“When I hear criticism, it reminds me we are like an umpire at a baseball game,” he explained. “We call fair or foul, balls and strikes. Someone is not going to like the call. When we publish a number, some people won’t like it. Some producers weren’t happy with those numbers. We try to explain our procedures.”
There has to be a valid statistical methodology used to have confidence in the data, Knopf said, adding the statistics go through a rigorous process to ensure accuracy. A representative sample of farmers – about 21,000 nationwide for the August report – were contacted.
The pool of producers remains the same for each growing season but changes annually.
“For August, we asked farmers what they expected their yields to be,” Knopf explained. “In September through November, we’ll also include data from field plots. These are independent of a person’s opinion.
“The people who use information from the reports must understand it is somewhat subjective. It’s based on an individual’s best guess on what yield might be, and sometimes they’re off.”
After the data are collected, it goes through a computer algorithm and is also examined by someone from NASS. Statisticians look for consistency in the data and may contact a farmer if they’re uncertain about the numbers, he said.
Producers tend to be pessimistic about yields early in the season, Schleusener pointed out. “As we get into September and October – by then, some or many will have harvested some corn acres – they recalibrate up or down. In the August, September, October, and November reports, we look at monthly changes in farmer-reported yield. We also ask if they’re done harvesting.”
Farmer responses to NASS surveys are confidential, he said.
After the data are compiled and analyzed, it’s summarized at the state level. Secondary sources, such as weather data, crop conditions, and observations by NASS staff, extension agents, and industry contacts, are also considered, Knopf said.
After data at the statewide level are compiled, it is submitted to NASS headquarters, where a board of 6-8 people review it before the data’s released.
Some market analysts questioned whether NASS should have delayed the June 28 report until more farmers had the opportunity to plant. “It’s important for NASS to publish a report when we say we’re going to publish one,” Schleusener noted.
“If there’s a freeze in Florida in January or February that impacts the strawberry crop, that will show up in a NASS report. Stores may have to find a different supplier, the transportation industry may have to make adjustments, California growers might market their strawberries differently.”
NASS reports such as Crop Production, Grain Stocks, and Plantings are considered principal economic indicators for the country. Other indicators include housing starts, employment, gross domestic product, retail sales, durable goods sales, and earnings.
Knopf said NASS does the best it can for producers and others who use the data.
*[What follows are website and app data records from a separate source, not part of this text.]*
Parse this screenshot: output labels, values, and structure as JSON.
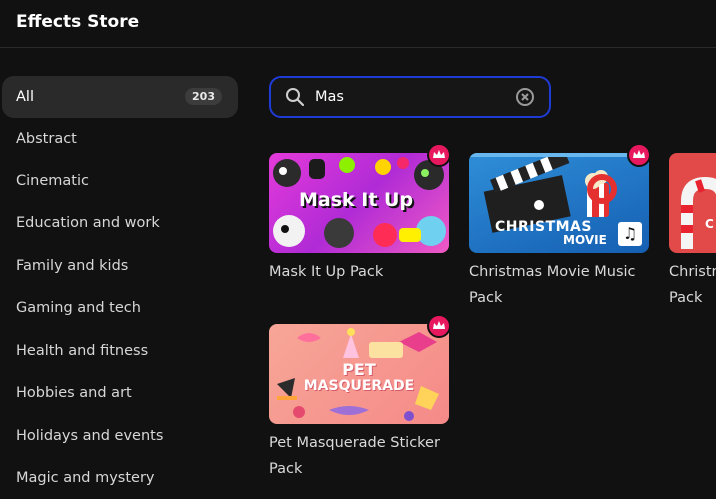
{
  "header": {
    "title": "Effects Store"
  },
  "sidebar": {
    "items": [
      {
        "label": "All",
        "count": "203"
      },
      {
        "label": "Abstract"
      },
      {
        "label": "Cinematic"
      },
      {
        "label": "Education and work"
      },
      {
        "label": "Family and kids"
      },
      {
        "label": "Gaming and tech"
      },
      {
        "label": "Health and fitness"
      },
      {
        "label": "Hobbies and art"
      },
      {
        "label": "Holidays and events"
      },
      {
        "label": "Magic and mystery"
      }
    ]
  },
  "search": {
    "value": "Mas"
  },
  "cards": [
    {
      "title": "Mask It Up Pack",
      "thumb_text": "Mask It Up"
    },
    {
      "title": "Christmas Movie Music Pack",
      "thumb_text_1": "CHRISTMAS",
      "thumb_text_2": "MOVIE"
    },
    {
      "title": "Christm Pack",
      "thumb_text": "C"
    },
    {
      "title": "Pet Masquerade Sticker Pack",
      "thumb_text_1": "PET",
      "thumb_text_2": "MASQUERADE"
    }
  ],
  "colors": {
    "accent": "#1f3bd6",
    "premium": "#e8185e",
    "background": "#111111"
  }
}
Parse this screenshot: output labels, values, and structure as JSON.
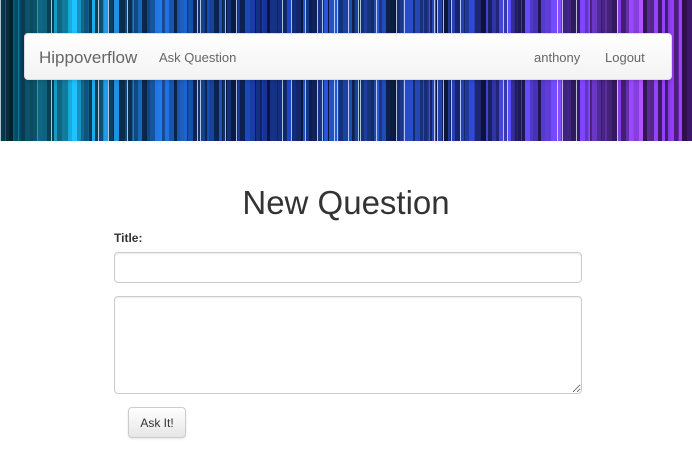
{
  "navbar": {
    "brand": "Hippoverflow",
    "ask_question": "Ask Question",
    "username": "anthony",
    "logout": "Logout"
  },
  "main": {
    "title": "New Question",
    "title_label": "Title:",
    "title_value": "",
    "body_value": "",
    "submit_label": "Ask It!"
  },
  "colors": {
    "hero_dark": "#0b2a5a",
    "hero_cyan": "#29b6d8",
    "hero_blue": "#2f6fd6",
    "hero_purple": "#7a3fd0",
    "nav_text": "#666666",
    "heading_text": "#333333"
  }
}
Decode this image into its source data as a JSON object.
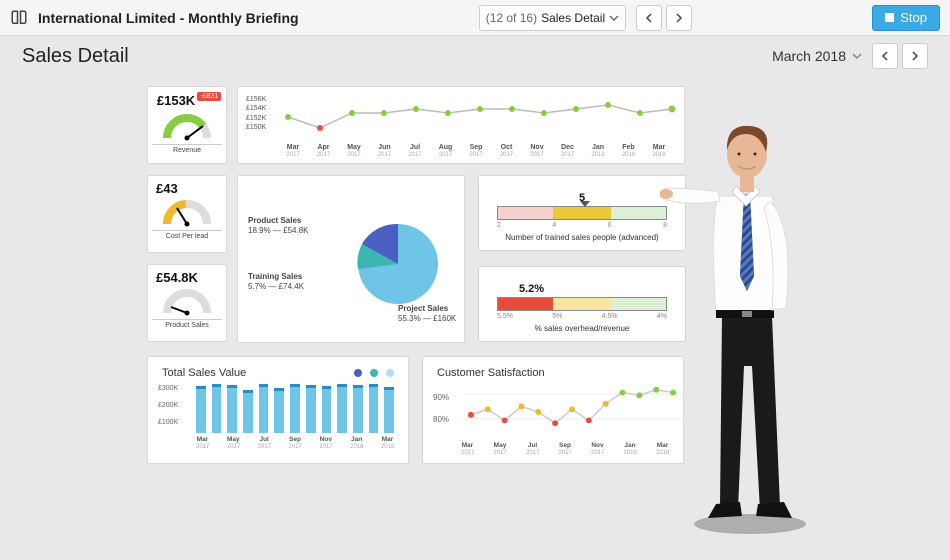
{
  "header": {
    "app_title": "International Limited - Monthly Briefing",
    "page_indicator": "(12 of 16)",
    "page_name": "Sales Detail",
    "stop_label": "Stop"
  },
  "subheader": {
    "title": "Sales Detail",
    "period": "March 2018"
  },
  "kpis": {
    "revenue": {
      "value": "£153K",
      "badge": "-£831",
      "label": "Revenue",
      "color": "#8acc41"
    },
    "cost_per_lead": {
      "value": "£43",
      "label": "Cost Per lead",
      "color": "#f2b72a"
    },
    "product_sales": {
      "value": "£54.8K",
      "label": "Product Sales",
      "color": "#333"
    }
  },
  "trained_sales": {
    "value": "5",
    "title": "Number of trained sales people (advanced)",
    "scale": [
      "2",
      "4",
      "6",
      "8"
    ]
  },
  "overhead": {
    "value": "5.2%",
    "title": "% sales overhead/revenue",
    "scale": [
      "5.5%",
      "5%",
      "4.5%",
      "4%"
    ]
  },
  "total_sales": {
    "title": "Total Sales Value"
  },
  "satisfaction": {
    "title": "Customer Satisfaction"
  },
  "pie_labels": {
    "product": "Product Sales",
    "product_v": "18.9% — £54.8K",
    "training": "Training Sales",
    "training_v": "5.7% — £74.4K",
    "project": "Project Sales",
    "project_v": "55.3% — £160K"
  },
  "chart_data": [
    {
      "id": "revenue_sparkline",
      "type": "line",
      "title": "Revenue (monthly)",
      "ylabel": "£K",
      "ylim": [
        150,
        156
      ],
      "yticks": [
        "£156K",
        "£154K",
        "£152K",
        "£150K"
      ],
      "categories": [
        "Mar 2017",
        "Apr 2017",
        "May 2017",
        "Jun 2017",
        "Jul 2017",
        "Aug 2017",
        "Sep 2017",
        "Oct 2017",
        "Nov 2017",
        "Dec 2017",
        "Jan 2018",
        "Feb 2018",
        "Mar 2018"
      ],
      "values": [
        152,
        150,
        153,
        153,
        154,
        153,
        154,
        154,
        153,
        154,
        155,
        153,
        154
      ]
    },
    {
      "id": "sales_breakdown_pie",
      "type": "pie",
      "title": "Sales breakdown",
      "series": [
        {
          "name": "Project Sales",
          "pct": 55.3,
          "amount_k_gbp": 160.0,
          "color": "#6fc5e8"
        },
        {
          "name": "Product Sales",
          "pct": 18.9,
          "amount_k_gbp": 54.8,
          "color": "#4a5fc1"
        },
        {
          "name": "Training Sales",
          "pct": 5.7,
          "amount_k_gbp": 74.4,
          "color": "#3bb6b0"
        }
      ]
    },
    {
      "id": "trained_bullet",
      "type": "bar",
      "title": "Number of trained sales people (advanced)",
      "value": 5,
      "range": [
        2,
        8
      ],
      "zones": [
        {
          "to": 4,
          "color": "#f7d1cd"
        },
        {
          "to": 6,
          "color": "#eac83a"
        },
        {
          "to": 8,
          "color": "#dff0d8"
        }
      ]
    },
    {
      "id": "overhead_bullet",
      "type": "bar",
      "title": "% sales overhead/revenue",
      "value": 5.2,
      "range": [
        5.5,
        4.0
      ],
      "zones": [
        {
          "to": 5.0,
          "color": "#e74c3c"
        },
        {
          "to": 4.5,
          "color": "#f7e5a0"
        },
        {
          "to": 4.0,
          "color": "#dff0d8"
        }
      ]
    },
    {
      "id": "total_sales_bars",
      "type": "bar",
      "title": "Total Sales Value",
      "ylabel": "£K",
      "ylim": [
        0,
        300
      ],
      "yticks": [
        "£300K",
        "£200K",
        "£100K"
      ],
      "categories": [
        "Mar 2017",
        "Apr 2017",
        "May 2017",
        "Jun 2017",
        "Jul 2017",
        "Aug 2017",
        "Sep 2017",
        "Oct 2017",
        "Nov 2017",
        "Dec 2017",
        "Jan 2018",
        "Feb 2018",
        "Mar 2018"
      ],
      "values": [
        275,
        285,
        280,
        250,
        285,
        265,
        285,
        280,
        275,
        290,
        280,
        290,
        270
      ]
    },
    {
      "id": "customer_satisfaction",
      "type": "line",
      "title": "Customer Satisfaction",
      "ylabel": "%",
      "ylim": [
        78,
        94
      ],
      "yticks": [
        "90%",
        "80%"
      ],
      "categories": [
        "Mar 2017",
        "Apr 2017",
        "May 2017",
        "Jun 2017",
        "Jul 2017",
        "Aug 2017",
        "Sep 2017",
        "Oct 2017",
        "Nov 2017",
        "Dec 2017",
        "Jan 2018",
        "Feb 2018",
        "Mar 2018"
      ],
      "values": [
        83,
        85,
        81,
        86,
        84,
        80,
        85,
        81,
        87,
        91,
        90,
        92,
        91
      ]
    }
  ]
}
“Maybe I’ve heard criticism enough that it doesn’t bother me anymore. I still take it seriously. There are very informed people who make those comments. If someone says something like that, I need to examine what we’re doing and what we’re saying. If markets react in a negative way, to a farmer, that affects his or her business.”